In the meantime, I needed to gush a bit about “The Heavenly Music Corporation”.  Man, what an enormous statement!


Test: first ambient recording.

So just this week for the first time I committed an ambient improvisation “to tape”.  I may discuss further details of that later, but for now I’m trying to figure out the best way to ramp up storage for such things, and naturally, there are stumbling blocks.

So, for now, I’m going to try a direct link to the .mp3 file in a public Dropbox folder.

That is here.

Note that depending on what I set up etc. etc., this post may wind up being overtaken by other events, but for now, we’re a-testing.  Stand by…

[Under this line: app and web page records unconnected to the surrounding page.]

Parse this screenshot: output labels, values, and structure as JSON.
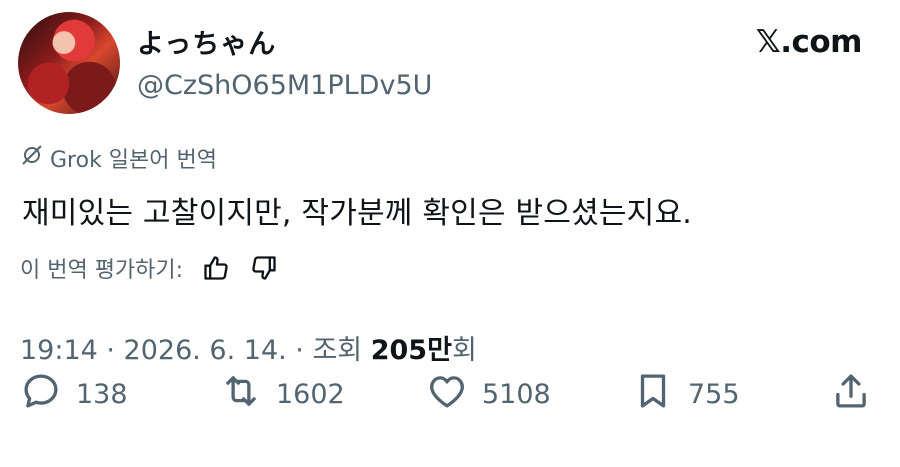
{
  "author": {
    "display_name": "よっちゃん",
    "handle": "@CzShO65M1PLDv5U"
  },
  "brand": {
    "logo_letter": "𝕏",
    "domain": ".com"
  },
  "translation": {
    "label": "Grok 일본어 번역",
    "icon": "grok-slash-icon"
  },
  "tweet": {
    "text": "재미있는 고찰이지만, 작가분께 확인은 받으셨는지요."
  },
  "rating": {
    "label": "이 번역 평가하기:",
    "thumbs_up_icon": "thumbs-up-icon",
    "thumbs_down_icon": "thumbs-down-icon"
  },
  "meta": {
    "prefix": "19:14 · 2026. 6. 14. · 조회 ",
    "views_number": "205",
    "views_unit": "만",
    "views_suffix": "회"
  },
  "actions": {
    "replies": "138",
    "reposts": "1602",
    "likes": "5108",
    "bookmarks": "755"
  },
  "colors": {
    "text_primary": "#0f1419",
    "text_secondary": "#536471",
    "background": "#ffffff"
  }
}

Also, for anyone who does find himself here, please understand that this file is pretty raw:  a very simple edit (clip trim, start and end fades), one additional reverb plugin added, and the most rudimentary volume adjustment to get it up above the (roughly -18dB) recording level.  By no means has it been mastered, or even really mixed–and the signal processing settings felt very arbitrary in the first place.  (Understand it is quite literally the first recording of an ambient improv I’ve ever done:  I am new both to the end-to-end of production, and also to the art of soundscaping as a player as well.  It sure promises to be fun, but right now at least I am the quintessential n00b!  🙂  )

UPDATE:  Here is a second release candidate, after having applied some more mixing and mastering attentions.

Michael Manring, ‘The Enormous Room’.

So there is at least one human being capable of this:


I’ve been aware of Michael Manring for a while now;  I find his solo piece Selene to be one of the most gorgeous pieces of music I’ve ever heard, and in general I think it’s fair to say that his Hyperbass has been a gloriously worthwhile investment.  Manring is, for me, firmly in the short list of bassists who have done things that (far as I can tell) nobody did before;  he is so far beyond the “best of the Jaco clones” reputation that launched his early career, that he can no longer be dismissed as derivative.  If Jaco was the Hendrix of the fretless bass, and Percy Jones something between its Robert Fripp and Fred Frith, then Manring might arguably be something between the Michael Hedges and the John McLaughlin.  (To use, you know, comically simplistic analogies.  🙂

Ain’t nobody sounds like him.  For that, alone, he earns my respect.

But it’s not that, alone.  Just listen to what he does with it!  Even watching his hands in real time, it’s still hard to believe, sometimes, that one man with one bass can do that.


The ambient signal chain.

A few notes here, about my nascent interest in understanding the proper signal chain for doing the sort of ambient soundscapes that Chords of Orion has introduced to me.  For anyone who either happens across this post or who got sent here by me (upon threat of being made to work in the squirrels’ nut mines):  I would welcome constructive or enlightening comments to advance my understanding of what is a new area, but one of great interest, to me as a player.

Continue reading The ambient signal chain.

Dipping the toe in ambient.

Okay, so based on the ideas I picked up from the first few clips of the Ambient Guitar series at Chords of Orion, I went and tried to see if I could, using the very limited amount of gear I have, create a signal chain that would let me approach the same landscape.

In short:  it works!

Continue reading Dipping the toe in ambient.

Ambient guitar resource.

Bookmarking here what looks to be a major-caliber resource, at least for someone as new to electronics as I am, for approaching the live-looping-delaying universe first called “Frippertronics” and later “Soundscapes”.

So there’s this YouTube channel Chords of Orion, which has this fairly substantial series on the -fu of “ambient guitar”.  Installment #1 is here:

I’ve made it up to about #10 in the series thus far, and will be reviewing more soon enough.  This fella seems pretty well thought out, and the landscape this suggests is starting to poke at my hindbrain a little more insistently.

Continue reading Ambient guitar resource.